Despite what I would label as lukewarm coverage for Mitt Romney during the RNC, the convention and its four days of media coverage (hurricane and all) produced a very large and positive shift in political Win Probability (pWP) for the Republican Nominee.
Here is a graph showing Obama’s level of support, and his calculated pWP, per each poll I recorded:
I calculate everything in terms of Obama’s pWP and level of support, as he is the incumbent. Whenever I do calculations for other races, I’ll maintain the same convention.
In order to get a clearer picture of how events effect pWP, we have to aggregate the data, post hoc, based on what is, in my opinion, the primary driver of news coverage over the periods in question. Here is the graph of aggregate pWP for Obama:
Some notes on the aggregated data:
– The RNC was worth a solid 34.6 pWPA (political Win Probability Added). By this I mean, based strictly on the polls, Romney’s chance of winning the election increased from just under 30% to almost 70%. It more than doubled.
– Obviously, the DNC, if traditional wisdom holds true, should help Obama in the same way. I think the conventions are low leverage events, so their effect should be fleeting. We’ll get a good chance to see if I’m right in the coming weeks. It will also be interesting to see if Obama can recapture all of his pre-RNC pWP.
– Initial polling in the summer, after Romney had secured the nomination and before he picked Paul Ryan, Obama’s pWP was around 60%. Since FDR, presidential incumbents win 62% of the time, or 60% (depending on whether one counts presidents who previously won an election, or succeeded to office after the death or resignation of the previous president); of all the presidents seeking reelection since Washington, 58% of them win. That’s a nice convergence of current data and historical data.

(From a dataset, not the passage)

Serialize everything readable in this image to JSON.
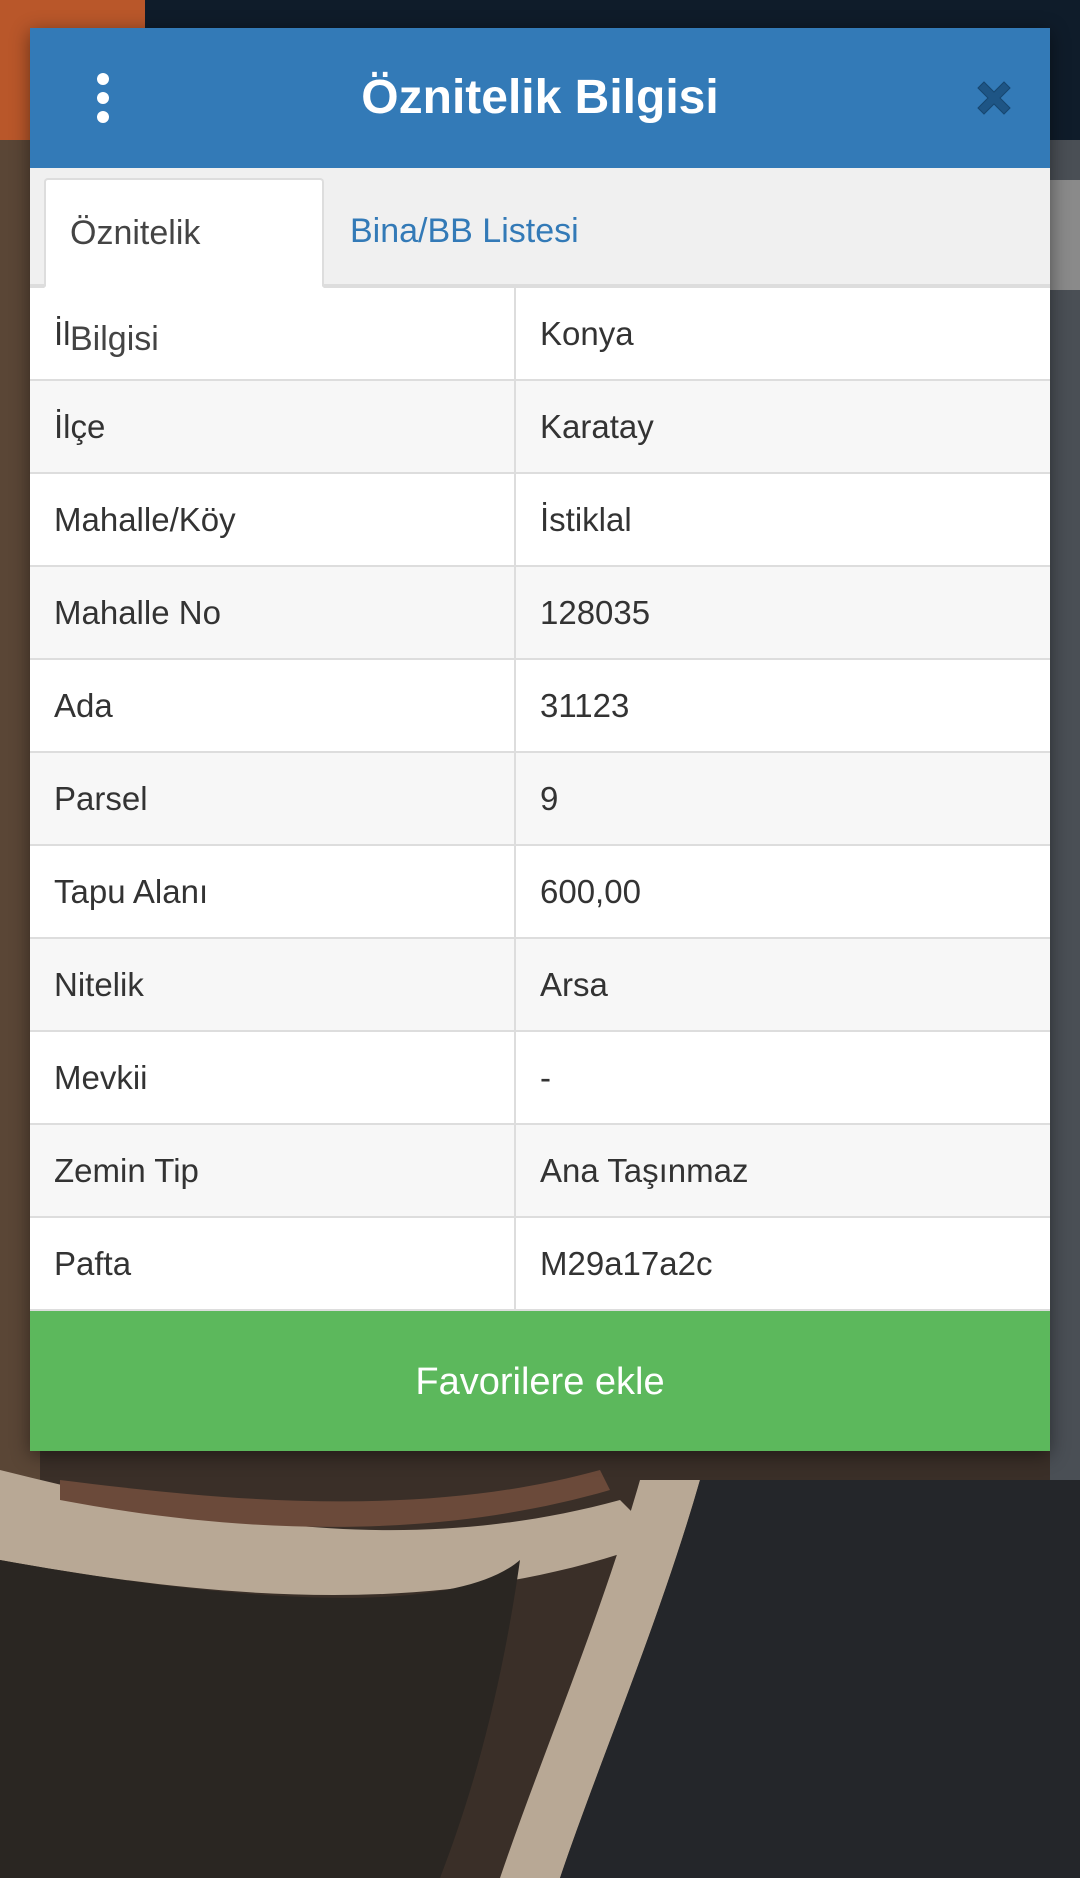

– The group of polls around the time after Paul Ryan was picked as the VP candidate showed a positive movement for Romney. Then, after a while, it looks like a strong TV ad campaign starting around the time of the Olympics helped Obama, leading to some very high pWP numbers just before the RNC.

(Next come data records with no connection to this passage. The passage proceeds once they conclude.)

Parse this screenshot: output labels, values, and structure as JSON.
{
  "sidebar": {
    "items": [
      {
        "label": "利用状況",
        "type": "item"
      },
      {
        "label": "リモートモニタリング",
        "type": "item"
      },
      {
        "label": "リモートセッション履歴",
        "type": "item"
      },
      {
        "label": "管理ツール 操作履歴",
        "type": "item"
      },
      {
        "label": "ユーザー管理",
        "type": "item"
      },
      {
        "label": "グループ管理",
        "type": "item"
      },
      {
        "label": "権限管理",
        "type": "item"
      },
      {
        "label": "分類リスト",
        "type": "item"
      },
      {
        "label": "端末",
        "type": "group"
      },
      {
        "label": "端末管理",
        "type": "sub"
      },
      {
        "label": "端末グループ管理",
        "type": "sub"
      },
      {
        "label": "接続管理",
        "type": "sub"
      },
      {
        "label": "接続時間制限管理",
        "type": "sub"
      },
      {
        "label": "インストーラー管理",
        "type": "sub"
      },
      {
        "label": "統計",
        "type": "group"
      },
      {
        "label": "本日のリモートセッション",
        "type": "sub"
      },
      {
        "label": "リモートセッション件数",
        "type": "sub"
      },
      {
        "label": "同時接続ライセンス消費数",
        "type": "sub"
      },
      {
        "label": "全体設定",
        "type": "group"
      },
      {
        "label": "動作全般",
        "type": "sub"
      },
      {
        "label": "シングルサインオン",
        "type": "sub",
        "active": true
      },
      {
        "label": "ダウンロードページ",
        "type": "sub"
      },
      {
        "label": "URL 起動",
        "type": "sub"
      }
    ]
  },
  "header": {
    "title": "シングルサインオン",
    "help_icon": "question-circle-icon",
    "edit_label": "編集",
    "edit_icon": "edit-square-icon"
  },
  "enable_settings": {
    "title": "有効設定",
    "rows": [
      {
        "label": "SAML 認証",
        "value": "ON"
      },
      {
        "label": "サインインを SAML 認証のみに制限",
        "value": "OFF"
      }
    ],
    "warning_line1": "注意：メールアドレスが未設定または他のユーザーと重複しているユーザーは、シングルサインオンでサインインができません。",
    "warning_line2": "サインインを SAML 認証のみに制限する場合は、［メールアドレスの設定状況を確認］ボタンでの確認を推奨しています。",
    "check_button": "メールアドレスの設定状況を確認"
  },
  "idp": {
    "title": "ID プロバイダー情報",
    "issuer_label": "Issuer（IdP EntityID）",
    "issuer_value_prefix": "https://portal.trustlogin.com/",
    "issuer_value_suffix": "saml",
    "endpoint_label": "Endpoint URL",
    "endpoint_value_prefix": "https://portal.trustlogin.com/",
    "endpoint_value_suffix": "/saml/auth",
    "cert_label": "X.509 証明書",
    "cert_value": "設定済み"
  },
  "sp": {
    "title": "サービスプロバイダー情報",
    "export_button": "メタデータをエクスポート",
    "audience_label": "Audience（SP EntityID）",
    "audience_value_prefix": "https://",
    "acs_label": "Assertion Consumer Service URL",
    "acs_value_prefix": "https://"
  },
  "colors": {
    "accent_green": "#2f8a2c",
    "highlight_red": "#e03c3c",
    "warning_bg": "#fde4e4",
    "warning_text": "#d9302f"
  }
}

– I do not weight the polls based on sample size when aggregating. My reasoning is simple, I do not know a bad sample from a good sample, I don’t want to weight a poorly constructed poll with a large sample size more than a poll with a small sample size that is properly constructed. My assumption is the sampling errors will cancel themselves out as more polls are added. (I also do not discriminate polls, I use all Likely Voter polls, regardless of bias of the polling institution, with the assumption the errors, or bias, will cancel out.)
– This post is long enough, I’ll talk about some of my methods, and the strengths and weaknesses thereof, in a later post.